_Records shown_:
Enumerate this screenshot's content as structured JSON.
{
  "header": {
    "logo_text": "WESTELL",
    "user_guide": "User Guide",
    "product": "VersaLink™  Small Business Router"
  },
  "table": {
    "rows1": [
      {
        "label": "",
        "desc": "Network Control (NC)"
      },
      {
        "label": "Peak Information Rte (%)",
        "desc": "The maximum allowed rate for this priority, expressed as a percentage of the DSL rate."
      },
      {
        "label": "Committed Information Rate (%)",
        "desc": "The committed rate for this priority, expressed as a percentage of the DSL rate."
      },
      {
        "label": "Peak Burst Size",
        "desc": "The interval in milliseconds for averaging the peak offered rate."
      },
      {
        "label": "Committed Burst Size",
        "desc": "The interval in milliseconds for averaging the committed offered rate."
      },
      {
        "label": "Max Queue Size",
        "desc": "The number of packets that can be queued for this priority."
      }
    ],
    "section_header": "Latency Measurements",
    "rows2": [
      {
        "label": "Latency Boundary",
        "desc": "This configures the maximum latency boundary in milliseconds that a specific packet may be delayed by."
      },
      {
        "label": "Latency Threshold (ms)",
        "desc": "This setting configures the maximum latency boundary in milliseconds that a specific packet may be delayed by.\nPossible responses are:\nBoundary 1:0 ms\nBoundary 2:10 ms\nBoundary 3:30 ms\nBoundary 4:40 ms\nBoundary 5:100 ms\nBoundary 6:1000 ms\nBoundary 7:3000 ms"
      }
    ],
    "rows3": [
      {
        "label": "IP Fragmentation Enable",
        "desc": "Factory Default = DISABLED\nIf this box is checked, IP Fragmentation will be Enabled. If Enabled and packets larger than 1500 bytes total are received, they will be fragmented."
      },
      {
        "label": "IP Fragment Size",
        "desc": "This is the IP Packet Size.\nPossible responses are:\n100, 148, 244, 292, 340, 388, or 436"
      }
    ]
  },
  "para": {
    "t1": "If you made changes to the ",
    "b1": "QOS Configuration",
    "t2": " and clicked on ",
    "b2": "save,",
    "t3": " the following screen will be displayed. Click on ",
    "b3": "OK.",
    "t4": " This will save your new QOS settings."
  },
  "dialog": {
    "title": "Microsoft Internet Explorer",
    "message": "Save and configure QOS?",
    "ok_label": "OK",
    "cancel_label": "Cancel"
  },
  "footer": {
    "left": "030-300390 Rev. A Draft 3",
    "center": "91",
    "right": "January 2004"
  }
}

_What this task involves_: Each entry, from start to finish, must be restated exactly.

_Problem solution_:
Enumerate this screenshot's content as structured JSON.
{
  "header": {
    "logo_text": "WESTELL",
    "user_guide": "User Guide",
    "product": "VersaLink™  Small Business Router"
  },
  "table": {
    "rows1": [
      {
        "label": "",
        "desc": "Network Control (NC)"
      },
      {
        "label": "Peak Information Rte (%)",
        "desc": "The maximum allowed rate for this priority, expressed as a percentage of the DSL rate."
      },
      {
        "label": "Committed Information Rate (%)",
        "desc": "The committed rate for this priority, expressed as a percentage of the DSL rate."
      },
      {
        "label": "Peak Burst Size",
        "desc": "The interval in milliseconds for averaging the peak offered rate."
      },
      {
        "label": "Committed Burst Size",
        "desc": "The interval in milliseconds for averaging the committed offered rate."
      },
      {
        "label": "Max Queue Size",
        "desc": "The number of packets that can be queued for this priority."
      }
    ],
    "section_header": "Latency Measurements",
    "rows2": [
      {
        "label": "Latency Boundary",
        "desc": "This configures the maximum latency boundary in milliseconds that a specific packet may be delayed by."
      },
      {
        "label": "Latency Threshold (ms)",
        "desc": "This setting configures the maximum latency boundary in milliseconds that a specific packet may be delayed by.\nPossible responses are:\nBoundary 1:0 ms\nBoundary 2:10 ms\nBoundary 3:30 ms\nBoundary 4:40 ms\nBoundary 5:100 ms\nBoundary 6:1000 ms\nBoundary 7:3000 ms"
      }
    ],
    "rows3": [
      {
        "label": "IP Fragmentation Enable",
        "desc": "Factory Default = DISABLED\nIf this box is checked, IP Fragmentation will be Enabled. If Enabled and packets larger than 1500 bytes total are received, they will be fragmented."
      },
      {
        "label": "IP Fragment Size",
        "desc": "This is the IP Packet Size.\nPossible responses are:\n100, 148, 244, 292, 340, 388, or 436"
      }
    ]
  },
  "para": {
    "t1": "If you made changes to the ",
    "b1": "QOS Configuration",
    "t2": " and clicked on ",
    "b2": "save,",
    "t3": " the following screen will be displayed. Click on ",
    "b3": "OK.",
    "t4": " This will save your new QOS settings."
  },
  "dialog": {
    "title": "Microsoft Internet Explorer",
    "message": "Save and configure QOS?",
    "ok_label": "OK",
    "cancel_label": "Cancel"
  },
  "footer": {
    "left": "030-300390 Rev. A Draft 3",
    "center": "91",
    "right": "January 2004"
  }
}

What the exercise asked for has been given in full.